BBSRC STFC Facility Access Funding
Baculovirus expression vectors (BEVS) have become one of the most versatile and successful systems for the production of recombinant proteins. Frequently, they succeed in producing difficult targets where other systems have failed. Increasingly, they are employed to produce recombinant protein subunit vaccines, e.g. influenza, Covid-19 and several for animal diseases. They are also very useful for producing large, complex transmembrane proteins for drug discovery.
The natural replication cycle of baculoviruses in insect cells involves early, late and very late phases of gene expression. Notably, the late phase sees the production of infectious virus particles that bud from the plasma membrane and are essential for virus dissemination in cell culture. Recombinant proteins are largely produced in the very late phase, however, some protein synthesis initiates in the late phase and if the target is cytotoxic this can have an impact on budded virus (BV) yield. This may reduce the infectious titre of virus by up to 10-fold.
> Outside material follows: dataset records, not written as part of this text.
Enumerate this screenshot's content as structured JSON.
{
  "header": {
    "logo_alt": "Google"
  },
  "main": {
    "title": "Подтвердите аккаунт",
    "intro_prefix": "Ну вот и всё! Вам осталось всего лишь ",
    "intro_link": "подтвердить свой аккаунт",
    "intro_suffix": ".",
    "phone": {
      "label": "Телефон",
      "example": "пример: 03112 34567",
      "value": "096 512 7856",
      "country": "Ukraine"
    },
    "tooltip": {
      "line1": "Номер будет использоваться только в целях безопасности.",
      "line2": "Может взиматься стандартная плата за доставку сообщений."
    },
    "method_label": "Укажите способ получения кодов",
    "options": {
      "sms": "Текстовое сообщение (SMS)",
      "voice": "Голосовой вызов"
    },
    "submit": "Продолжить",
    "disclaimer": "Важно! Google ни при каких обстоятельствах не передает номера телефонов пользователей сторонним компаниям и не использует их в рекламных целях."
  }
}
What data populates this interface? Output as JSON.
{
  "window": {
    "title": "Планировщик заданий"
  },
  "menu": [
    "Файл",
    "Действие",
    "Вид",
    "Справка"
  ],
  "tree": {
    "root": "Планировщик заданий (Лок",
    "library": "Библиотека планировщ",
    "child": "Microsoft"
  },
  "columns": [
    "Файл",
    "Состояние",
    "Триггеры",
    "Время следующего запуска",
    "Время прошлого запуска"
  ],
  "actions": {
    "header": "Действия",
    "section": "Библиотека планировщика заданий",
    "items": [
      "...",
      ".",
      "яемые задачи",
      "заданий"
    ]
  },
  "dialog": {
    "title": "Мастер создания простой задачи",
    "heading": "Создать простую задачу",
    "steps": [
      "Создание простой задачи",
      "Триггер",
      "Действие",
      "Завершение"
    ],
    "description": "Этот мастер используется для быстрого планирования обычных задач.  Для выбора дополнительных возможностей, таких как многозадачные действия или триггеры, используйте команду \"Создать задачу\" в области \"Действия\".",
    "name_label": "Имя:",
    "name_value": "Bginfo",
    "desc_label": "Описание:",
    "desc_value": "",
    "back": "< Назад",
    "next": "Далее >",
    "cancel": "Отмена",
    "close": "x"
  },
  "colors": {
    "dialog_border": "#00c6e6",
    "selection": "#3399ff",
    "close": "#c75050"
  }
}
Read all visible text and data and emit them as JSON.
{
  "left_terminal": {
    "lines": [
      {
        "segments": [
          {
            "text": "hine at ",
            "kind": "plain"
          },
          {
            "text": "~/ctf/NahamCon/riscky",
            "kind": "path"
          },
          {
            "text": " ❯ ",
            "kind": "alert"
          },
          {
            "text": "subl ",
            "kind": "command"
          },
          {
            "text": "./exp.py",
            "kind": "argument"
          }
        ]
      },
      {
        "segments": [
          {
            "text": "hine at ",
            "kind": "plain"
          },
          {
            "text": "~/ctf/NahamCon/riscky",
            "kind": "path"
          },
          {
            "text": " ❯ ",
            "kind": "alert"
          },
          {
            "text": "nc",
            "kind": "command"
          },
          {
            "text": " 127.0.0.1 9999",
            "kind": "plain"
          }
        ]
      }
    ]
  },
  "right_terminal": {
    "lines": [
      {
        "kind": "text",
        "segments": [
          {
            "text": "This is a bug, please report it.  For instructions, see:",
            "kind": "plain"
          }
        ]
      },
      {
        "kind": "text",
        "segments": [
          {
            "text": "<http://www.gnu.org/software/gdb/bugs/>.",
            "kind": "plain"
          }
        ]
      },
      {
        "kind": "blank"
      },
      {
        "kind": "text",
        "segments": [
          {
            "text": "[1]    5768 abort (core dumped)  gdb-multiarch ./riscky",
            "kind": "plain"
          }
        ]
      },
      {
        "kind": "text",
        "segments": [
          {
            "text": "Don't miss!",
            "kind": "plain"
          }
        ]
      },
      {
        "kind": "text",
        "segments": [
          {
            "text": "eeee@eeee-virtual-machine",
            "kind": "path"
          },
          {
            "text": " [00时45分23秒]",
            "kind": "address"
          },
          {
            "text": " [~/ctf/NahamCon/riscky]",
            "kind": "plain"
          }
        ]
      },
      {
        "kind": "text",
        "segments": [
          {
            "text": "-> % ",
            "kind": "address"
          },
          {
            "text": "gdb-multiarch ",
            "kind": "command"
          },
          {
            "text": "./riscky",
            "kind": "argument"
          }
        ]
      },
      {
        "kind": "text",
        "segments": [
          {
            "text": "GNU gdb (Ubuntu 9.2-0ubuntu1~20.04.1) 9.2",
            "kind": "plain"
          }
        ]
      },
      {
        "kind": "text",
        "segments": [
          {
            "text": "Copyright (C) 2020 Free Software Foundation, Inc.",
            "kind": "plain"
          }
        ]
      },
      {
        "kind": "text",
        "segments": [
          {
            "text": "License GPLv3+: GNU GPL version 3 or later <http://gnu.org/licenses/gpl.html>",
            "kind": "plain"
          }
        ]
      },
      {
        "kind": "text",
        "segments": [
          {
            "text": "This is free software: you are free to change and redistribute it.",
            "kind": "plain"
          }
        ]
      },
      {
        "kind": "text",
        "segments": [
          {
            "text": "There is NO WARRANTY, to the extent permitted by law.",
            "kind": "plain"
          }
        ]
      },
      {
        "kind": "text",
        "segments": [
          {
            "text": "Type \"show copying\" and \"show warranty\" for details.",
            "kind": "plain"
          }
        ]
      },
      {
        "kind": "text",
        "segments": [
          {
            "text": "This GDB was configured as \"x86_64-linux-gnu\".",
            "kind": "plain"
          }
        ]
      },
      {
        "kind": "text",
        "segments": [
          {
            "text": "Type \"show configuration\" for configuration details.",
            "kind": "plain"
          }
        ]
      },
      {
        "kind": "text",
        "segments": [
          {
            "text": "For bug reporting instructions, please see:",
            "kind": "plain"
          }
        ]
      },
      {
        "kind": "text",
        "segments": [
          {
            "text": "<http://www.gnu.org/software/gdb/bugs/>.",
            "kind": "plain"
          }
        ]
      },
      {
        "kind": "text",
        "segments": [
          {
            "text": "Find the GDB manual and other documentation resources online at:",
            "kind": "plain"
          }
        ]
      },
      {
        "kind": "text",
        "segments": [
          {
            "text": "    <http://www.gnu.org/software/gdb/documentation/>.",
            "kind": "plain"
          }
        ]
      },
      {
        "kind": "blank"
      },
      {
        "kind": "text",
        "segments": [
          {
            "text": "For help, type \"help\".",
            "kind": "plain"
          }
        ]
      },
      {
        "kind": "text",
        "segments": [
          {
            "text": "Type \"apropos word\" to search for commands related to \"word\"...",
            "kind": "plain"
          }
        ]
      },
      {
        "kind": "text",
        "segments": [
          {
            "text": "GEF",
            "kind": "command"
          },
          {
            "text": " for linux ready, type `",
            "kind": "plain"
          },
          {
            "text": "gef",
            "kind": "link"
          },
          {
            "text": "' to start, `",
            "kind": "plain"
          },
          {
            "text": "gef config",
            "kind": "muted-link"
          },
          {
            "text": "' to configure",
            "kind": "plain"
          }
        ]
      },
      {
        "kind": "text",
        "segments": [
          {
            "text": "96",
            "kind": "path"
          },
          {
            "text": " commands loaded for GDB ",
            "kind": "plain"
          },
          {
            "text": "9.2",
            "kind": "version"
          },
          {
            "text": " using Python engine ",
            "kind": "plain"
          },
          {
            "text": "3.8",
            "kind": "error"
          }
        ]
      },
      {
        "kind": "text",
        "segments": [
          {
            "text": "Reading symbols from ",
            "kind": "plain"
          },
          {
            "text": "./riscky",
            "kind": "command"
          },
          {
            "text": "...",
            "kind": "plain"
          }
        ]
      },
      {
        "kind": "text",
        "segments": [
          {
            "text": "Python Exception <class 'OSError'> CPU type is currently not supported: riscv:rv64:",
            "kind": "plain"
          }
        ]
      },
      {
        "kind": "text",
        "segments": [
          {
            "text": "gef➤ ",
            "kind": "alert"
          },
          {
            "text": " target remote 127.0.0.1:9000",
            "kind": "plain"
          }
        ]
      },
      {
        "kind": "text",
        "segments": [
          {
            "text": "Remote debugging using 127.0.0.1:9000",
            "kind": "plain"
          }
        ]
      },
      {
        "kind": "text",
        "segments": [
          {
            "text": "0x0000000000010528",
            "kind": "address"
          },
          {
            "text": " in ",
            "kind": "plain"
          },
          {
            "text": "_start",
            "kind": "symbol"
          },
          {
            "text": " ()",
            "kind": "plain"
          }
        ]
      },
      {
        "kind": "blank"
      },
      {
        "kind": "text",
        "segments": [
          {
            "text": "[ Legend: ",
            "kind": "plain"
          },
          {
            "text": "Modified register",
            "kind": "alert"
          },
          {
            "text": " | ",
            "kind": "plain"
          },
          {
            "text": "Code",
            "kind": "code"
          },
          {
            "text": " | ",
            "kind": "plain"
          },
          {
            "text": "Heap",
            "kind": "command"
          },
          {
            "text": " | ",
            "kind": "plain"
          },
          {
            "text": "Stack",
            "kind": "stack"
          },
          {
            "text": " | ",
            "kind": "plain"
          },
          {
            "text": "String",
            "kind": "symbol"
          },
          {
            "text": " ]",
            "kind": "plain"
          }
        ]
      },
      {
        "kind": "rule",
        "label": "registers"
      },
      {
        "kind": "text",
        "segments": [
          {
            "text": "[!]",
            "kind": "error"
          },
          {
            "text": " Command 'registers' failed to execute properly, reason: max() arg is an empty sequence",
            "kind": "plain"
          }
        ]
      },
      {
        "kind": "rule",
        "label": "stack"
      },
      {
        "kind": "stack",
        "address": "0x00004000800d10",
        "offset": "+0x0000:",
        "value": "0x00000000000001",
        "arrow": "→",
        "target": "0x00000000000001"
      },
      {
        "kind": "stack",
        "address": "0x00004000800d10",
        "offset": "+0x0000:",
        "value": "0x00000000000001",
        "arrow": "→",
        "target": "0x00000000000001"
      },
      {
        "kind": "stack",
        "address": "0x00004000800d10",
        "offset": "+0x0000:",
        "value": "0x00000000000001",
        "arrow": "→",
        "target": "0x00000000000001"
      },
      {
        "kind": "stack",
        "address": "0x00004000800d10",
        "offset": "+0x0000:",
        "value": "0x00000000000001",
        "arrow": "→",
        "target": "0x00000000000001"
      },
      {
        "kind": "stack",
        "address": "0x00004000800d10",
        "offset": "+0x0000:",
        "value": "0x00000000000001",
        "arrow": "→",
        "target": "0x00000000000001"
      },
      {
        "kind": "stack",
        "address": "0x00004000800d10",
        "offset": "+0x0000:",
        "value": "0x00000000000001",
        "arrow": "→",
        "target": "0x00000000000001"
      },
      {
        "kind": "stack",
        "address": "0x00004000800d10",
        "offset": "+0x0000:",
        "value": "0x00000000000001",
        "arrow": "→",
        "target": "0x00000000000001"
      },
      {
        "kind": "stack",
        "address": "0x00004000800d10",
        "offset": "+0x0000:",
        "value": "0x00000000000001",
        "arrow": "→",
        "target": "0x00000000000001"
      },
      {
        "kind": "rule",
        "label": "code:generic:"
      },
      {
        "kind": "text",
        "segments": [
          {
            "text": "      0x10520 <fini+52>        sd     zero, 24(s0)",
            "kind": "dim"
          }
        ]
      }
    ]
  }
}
While this is not usually a problem in small scale tests to monitor recombinant proteins, it can have serious consequences in subsequent scale up work where large cultures of insect cells are infected with BEVS using high particle:cell ratios. A further issue is the production of BV stocks with high titres that may not be stable upon storage. Rather than maintaining a high titre for months, this period reduces to a few weeks of storage in a cold room.
The cause(s) of the virus low titre and instability are unknown, apart from the link with recombinant protein production. We hypothesise that the structural integrity of BV is affected by the recombinant protein. However, BV structural data is very scarce due to limited access to state-of-the-art facilities, leading to a lack of in-depth understanding of these expression vectors and impacting on further BEVS development. With world-leading structural-characterisation facilities at STFC, such as SANS and cryo-TEM, we can examine and investigate the structural integrity of recombinant BV with compromised infectious titre or stability on storage.
The successful completion of this structural study will allow us to formulate intelligent design strategies for recombinant protein production that mitigate their effect on BV structure and infectivity.